What is a divorced father with a devout Evangelical Christian daughter to do when his anti-religious beliefs come between his daughter and his visitation? If you are mainstream media advice columnist from Slate.com he should discuss his views about science and homosexuality; even though he never mentioned that he had such views.
In addition to furthering her "open minded" views on religion and homosexuality the columnist quips with the typical broad brushed generalization of how rude these religious people can really be; “I get a disturbing number of letters from nonreligious relatives of religiously raised children saying that the kids have been warning them of eternal damnation, and even threatening to stop seeing them, unless the relatives repent their Godless ways. Isn't it rather devilish, however, to raise children to be rude, and cruel, to loving family members?”
As NewsBuster John Stephenson reported Monday, a Politico column by Ben Smith revealed that the Clinton campaign apparently forced GQ magazine to not publish a negative piece about Hillary if they wanted future access to Bill.
It certainly shouldn't come as a great surprise that there are people who think human beings are the worst species on the planet, and that Earth would be a much better place without us.
However, though Slate's Daniel Engber did add some skepticism to his "Global Swarming: Is it time for Americans to start cutting our baby emissions?" article, his conclusion made it quite clear his answer to this question was "Yes":
We know that babies add more to global warming than anything else in our home. Isn't it time to cut back?
For those with a strong stomach, here are some of the lowlights (emphasis added throughout, h/t Ken Shepherd):
Slate magazine found out that Rudy Giuliani's daughter Caroline has a crush on Obama.
Well, maybe not a crush, but she had joined a pro-Obama Facebook group and describes herself as "liberal" (but then that's also how many Republican voters would describe Caroline's father).

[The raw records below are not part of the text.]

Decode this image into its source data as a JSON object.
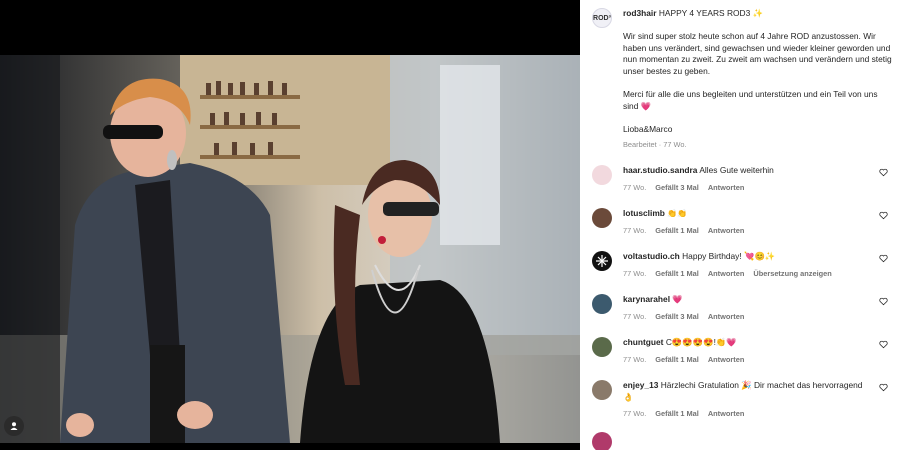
{
  "post": {
    "username": "rod3hair",
    "headline": "HAPPY 4 YEARS ROD3 ✨",
    "avatar_text": "ROD³",
    "paragraphs": [
      "Wir sind super stolz heute schon auf 4 Jahre ROD anzustossen. Wir haben uns verändert, sind gewachsen und wieder kleiner geworden und nun momentan zu zweit. Zu zweit am wachsen und verändern und stetig unser bestes zu geben.",
      "Merci für alle die uns begleiten und unterstützen und ein Teil von uns sind 💗",
      "Lioba&Marco"
    ],
    "meta": "Bearbeitet · 77 Wo."
  },
  "comments": [
    {
      "username": "haar.studio.sandra",
      "text": "Alles Gute weiterhin",
      "time": "77 Wo.",
      "likes": "Gefällt 3 Mal",
      "reply": "Antworten",
      "translate": "",
      "avatar_color": "#f2d9de"
    },
    {
      "username": "lotusclimb",
      "text": "👏👏",
      "time": "77 Wo.",
      "likes": "Gefällt 1 Mal",
      "reply": "Antworten",
      "translate": "",
      "avatar_color": "#6b4a3a"
    },
    {
      "username": "voltastudio.ch",
      "text": "Happy Birthday! 💘😊✨",
      "time": "77 Wo.",
      "likes": "Gefällt 1 Mal",
      "reply": "Antworten",
      "translate": "Übersetzung anzeigen",
      "avatar_color": "#111111"
    },
    {
      "username": "karynarahel",
      "text": "💗",
      "time": "77 Wo.",
      "likes": "Gefällt 3 Mal",
      "reply": "Antworten",
      "translate": "",
      "avatar_color": "#3c5a6e"
    },
    {
      "username": "chuntguet",
      "text": "C😍😍😍😍!👏💗",
      "time": "77 Wo.",
      "likes": "Gefällt 1 Mal",
      "reply": "Antworten",
      "translate": "",
      "avatar_color": "#5a6a4a"
    },
    {
      "username": "enjey_13",
      "text": "Härzlechi Gratulation 🎉 Dir machet das hervorragend 👌",
      "time": "77 Wo.",
      "likes": "Gefällt 1 Mal",
      "reply": "Antworten",
      "translate": "",
      "avatar_color": "#8a7a6a"
    }
  ],
  "colors": {
    "text": "#262626",
    "secondary": "#8e8e8e",
    "media_bg": "#000000"
  },
  "icons": {
    "tag": "user-tag-icon",
    "like": "heart-outline-icon"
  }
}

The article, complete with evidentiary screen grab, was written this morning by Lucy Morrow Caldwell, like Caroline Giuliani also a student at Harvard University. Caldwell has a profile on Facebook in the Harvard and Washington, DC networks, and has poor taste in sunglasses, as the screencap below shows:
Slate is no tool of the "vast right wing conspiracy," for sure (and neither is its parent company the Washington Post), so it is pretty amazing to see a Slate contributor take his fellow liberal journalists to task in so stark a manner. But, for once, Slate is dead right on this one, folks. The "Journalism" biz never takes their plagiarizing miscreants to task and never makes them pay, but Jack Shafer sure did last Friday.
This time Shafer's ire is leveled at writer Michael Finkel who is famous for having invented a story that appeared in National Geographic about the slave labor of a small boy purportedly living on an Ivory Coast cocoa plantation. Yet here he is getting work once again in the MSM as if he was trustworthy and professional.
Story after story about Rupert Murdoch’s purchase offer for Dow Jones & Company, which owns The Wall Street Journal, has criticized the prospect as a threat to journalism, questioned the media mogul’s “editorial integrity” and attacked his character.
Journalists, media critics and the union representing the Journal were up in arms.
“[P]robably not quite as frightening as the day we learned Kim Jong Il has the bomb, but close … very close. It could be worse. We might have discovered, for example, that Saddam Hussein had stashed all those missing weapons of mass destruction in a Pasadena storage locker rented to Osama bin Laden,” said a Los Angeles Times column.